● EXERCISE: In the data below, find each line carrying the string "chevron" and copy it out.

● INPUT RECORDS:

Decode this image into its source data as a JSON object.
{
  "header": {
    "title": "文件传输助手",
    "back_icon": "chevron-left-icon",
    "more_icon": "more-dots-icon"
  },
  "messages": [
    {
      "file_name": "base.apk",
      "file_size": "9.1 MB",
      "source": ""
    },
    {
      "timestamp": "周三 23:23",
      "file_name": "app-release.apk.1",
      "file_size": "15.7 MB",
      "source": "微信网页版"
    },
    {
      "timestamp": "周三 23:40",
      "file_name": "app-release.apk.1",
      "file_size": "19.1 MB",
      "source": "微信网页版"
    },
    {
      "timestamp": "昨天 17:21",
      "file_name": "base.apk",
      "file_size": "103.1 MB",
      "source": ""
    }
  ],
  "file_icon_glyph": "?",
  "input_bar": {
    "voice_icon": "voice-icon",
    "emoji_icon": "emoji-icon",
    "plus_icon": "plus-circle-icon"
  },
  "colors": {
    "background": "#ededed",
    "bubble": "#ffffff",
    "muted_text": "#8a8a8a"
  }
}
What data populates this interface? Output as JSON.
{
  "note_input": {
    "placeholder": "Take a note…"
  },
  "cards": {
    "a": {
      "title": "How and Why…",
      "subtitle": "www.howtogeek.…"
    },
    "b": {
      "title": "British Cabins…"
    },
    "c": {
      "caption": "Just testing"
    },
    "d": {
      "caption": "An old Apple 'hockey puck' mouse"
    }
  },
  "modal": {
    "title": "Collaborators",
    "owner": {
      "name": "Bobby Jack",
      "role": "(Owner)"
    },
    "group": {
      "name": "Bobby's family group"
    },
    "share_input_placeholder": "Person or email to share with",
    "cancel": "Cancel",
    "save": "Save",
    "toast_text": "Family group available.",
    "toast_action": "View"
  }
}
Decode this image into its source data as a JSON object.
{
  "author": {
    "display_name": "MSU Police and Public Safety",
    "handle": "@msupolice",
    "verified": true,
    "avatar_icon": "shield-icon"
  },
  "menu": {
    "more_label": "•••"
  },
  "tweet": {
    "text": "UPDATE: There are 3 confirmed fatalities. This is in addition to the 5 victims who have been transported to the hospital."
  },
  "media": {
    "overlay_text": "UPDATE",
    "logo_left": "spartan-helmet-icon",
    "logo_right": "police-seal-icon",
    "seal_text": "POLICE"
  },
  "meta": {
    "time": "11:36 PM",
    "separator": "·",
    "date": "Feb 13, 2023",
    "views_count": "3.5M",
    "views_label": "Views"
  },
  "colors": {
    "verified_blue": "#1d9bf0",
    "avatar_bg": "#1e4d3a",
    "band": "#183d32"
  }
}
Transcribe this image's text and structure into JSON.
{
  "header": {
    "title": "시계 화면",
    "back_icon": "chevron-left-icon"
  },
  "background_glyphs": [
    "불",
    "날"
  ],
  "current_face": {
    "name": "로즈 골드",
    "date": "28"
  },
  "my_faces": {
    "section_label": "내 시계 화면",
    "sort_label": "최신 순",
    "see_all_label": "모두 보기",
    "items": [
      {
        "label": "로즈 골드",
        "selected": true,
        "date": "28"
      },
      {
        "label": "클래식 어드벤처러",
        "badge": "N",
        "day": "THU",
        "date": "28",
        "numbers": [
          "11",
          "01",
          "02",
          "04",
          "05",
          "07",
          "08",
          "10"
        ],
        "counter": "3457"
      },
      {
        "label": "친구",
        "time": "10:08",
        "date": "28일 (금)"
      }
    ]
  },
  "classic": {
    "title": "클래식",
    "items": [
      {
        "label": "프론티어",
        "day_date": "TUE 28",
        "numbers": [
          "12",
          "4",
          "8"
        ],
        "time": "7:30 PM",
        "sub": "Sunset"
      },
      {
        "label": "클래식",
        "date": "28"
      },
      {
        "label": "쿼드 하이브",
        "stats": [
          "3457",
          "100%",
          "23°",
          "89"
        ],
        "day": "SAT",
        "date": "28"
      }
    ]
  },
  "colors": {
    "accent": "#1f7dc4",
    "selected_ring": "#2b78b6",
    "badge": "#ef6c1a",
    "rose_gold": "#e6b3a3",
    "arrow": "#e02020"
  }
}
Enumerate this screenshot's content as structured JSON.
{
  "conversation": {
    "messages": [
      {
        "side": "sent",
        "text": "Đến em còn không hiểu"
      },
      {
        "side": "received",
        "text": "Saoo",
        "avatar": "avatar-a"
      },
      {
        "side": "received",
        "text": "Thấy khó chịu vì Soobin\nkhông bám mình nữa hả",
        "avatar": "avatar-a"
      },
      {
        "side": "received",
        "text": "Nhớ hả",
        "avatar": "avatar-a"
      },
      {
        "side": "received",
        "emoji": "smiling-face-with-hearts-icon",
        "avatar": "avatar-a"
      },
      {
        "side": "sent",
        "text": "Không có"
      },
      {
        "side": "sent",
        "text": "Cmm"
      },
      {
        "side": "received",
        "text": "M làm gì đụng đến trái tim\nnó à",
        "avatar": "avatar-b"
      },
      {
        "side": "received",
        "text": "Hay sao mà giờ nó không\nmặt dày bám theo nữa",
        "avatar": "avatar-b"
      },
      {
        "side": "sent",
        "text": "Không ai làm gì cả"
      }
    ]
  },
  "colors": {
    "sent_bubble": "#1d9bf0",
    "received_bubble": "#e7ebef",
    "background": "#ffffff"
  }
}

● RESPONSE AREA:
    "back_icon": "chevron-left-icon",
    "back_icon": "chevron-left-icon"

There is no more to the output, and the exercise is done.